● PROBLEM REQUIREMENTS
If a line of the records holds the word "CNIC", copy it out.

Source records
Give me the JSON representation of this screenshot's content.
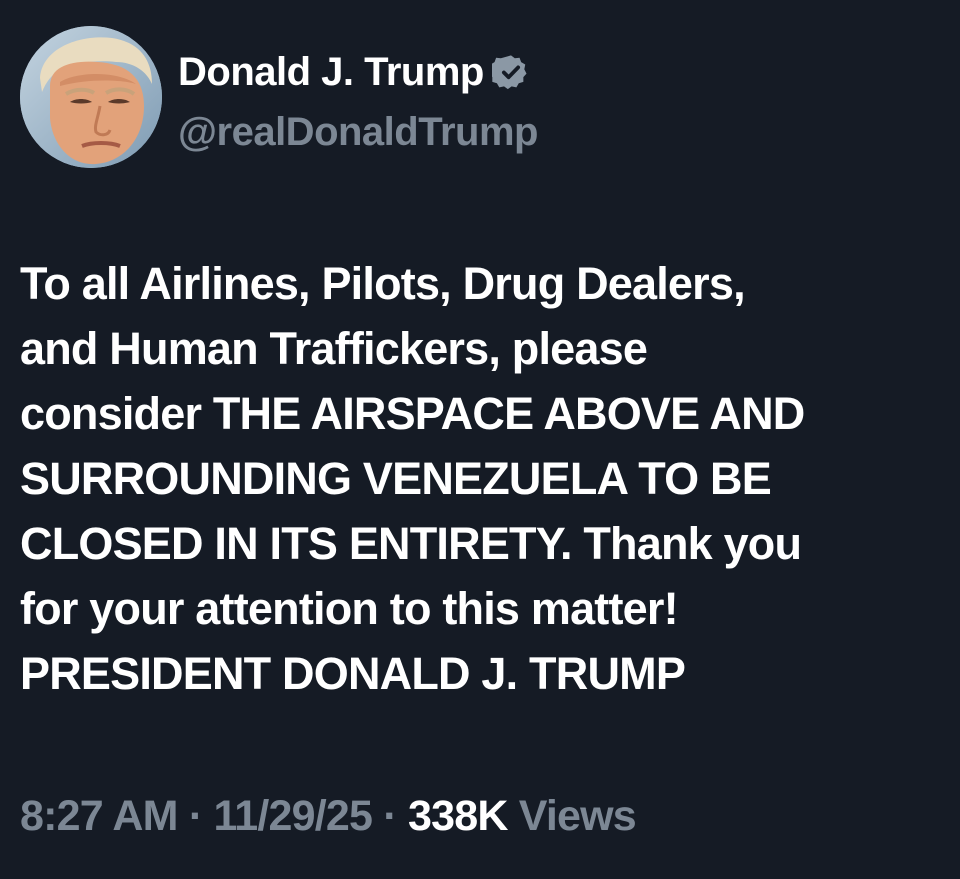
{
  "author": {
    "display_name": "Donald J. Trump",
    "handle": "@realDonaldTrump",
    "verified": true,
    "verified_badge_color": "#8b98a5",
    "avatar_icon": "profile-photo"
  },
  "tweet": {
    "lines": [
      "To all Airlines, Pilots, Drug Dealers,",
      "and Human Traffickers, please",
      "consider THE AIRSPACE ABOVE AND",
      "SURROUNDING VENEZUELA TO BE",
      "CLOSED IN ITS ENTIRETY. Thank you",
      "for your attention to this matter!",
      "PRESIDENT DONALD J. TRUMP"
    ]
  },
  "meta": {
    "time": "8:27 AM",
    "separator": "·",
    "date": "11/29/25",
    "views_count": "338K",
    "views_label": "Views"
  },
  "colors": {
    "background": "#151b25",
    "primary_text": "#ffffff",
    "secondary_text": "#7c8794"
  }
}
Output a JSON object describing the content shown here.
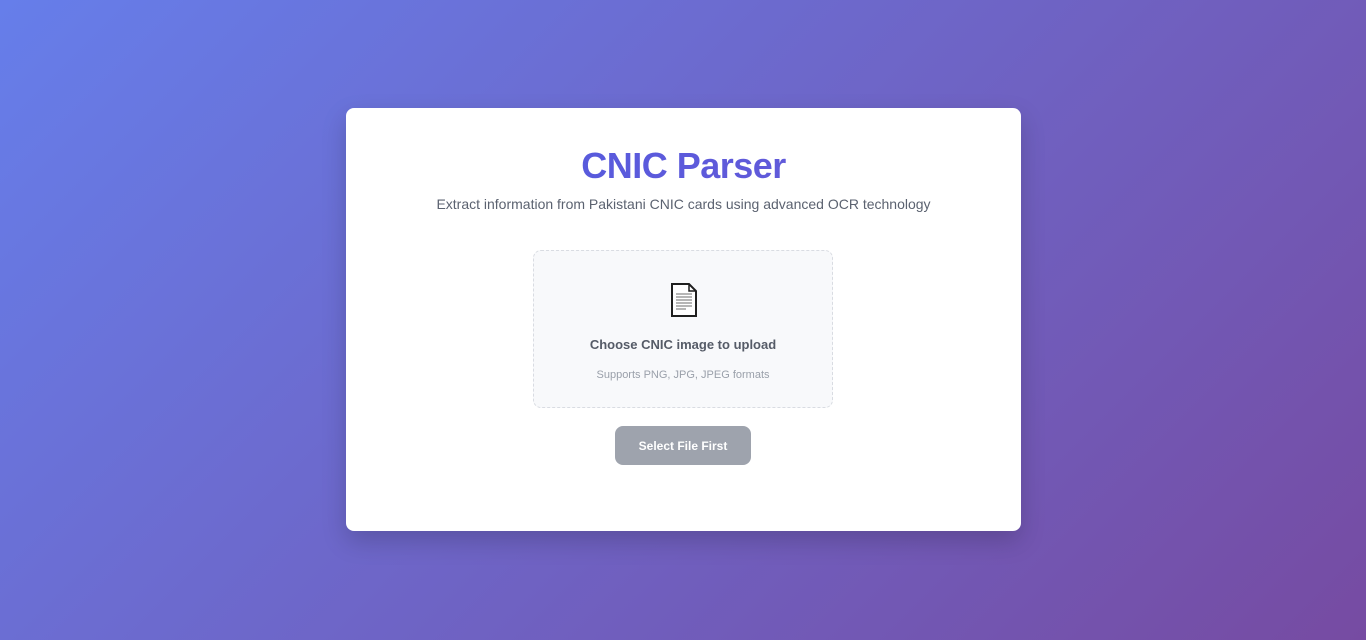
{
  "header": {
    "title": "CNIC Parser",
    "subtitle": "Extract information from Pakistani CNIC cards using advanced OCR technology"
  },
  "upload": {
    "icon": "document-icon",
    "label": "Choose CNIC image to upload",
    "hint": "Supports PNG, JPG, JPEG formats"
  },
  "submit": {
    "label": "Select File First",
    "state": "disabled"
  },
  "colors": {
    "background_start": "#667eea",
    "background_end": "#764ba2",
    "title_accent": "#5b5fe0",
    "button_disabled": "#9ea3ad"
  }
}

● EXERCISE OUTPUT
    "title": "CNIC Parser",
    "subtitle": "Extract information from Pakistani CNIC cards using advanced OCR technology"
    "label": "Choose CNIC image to upload",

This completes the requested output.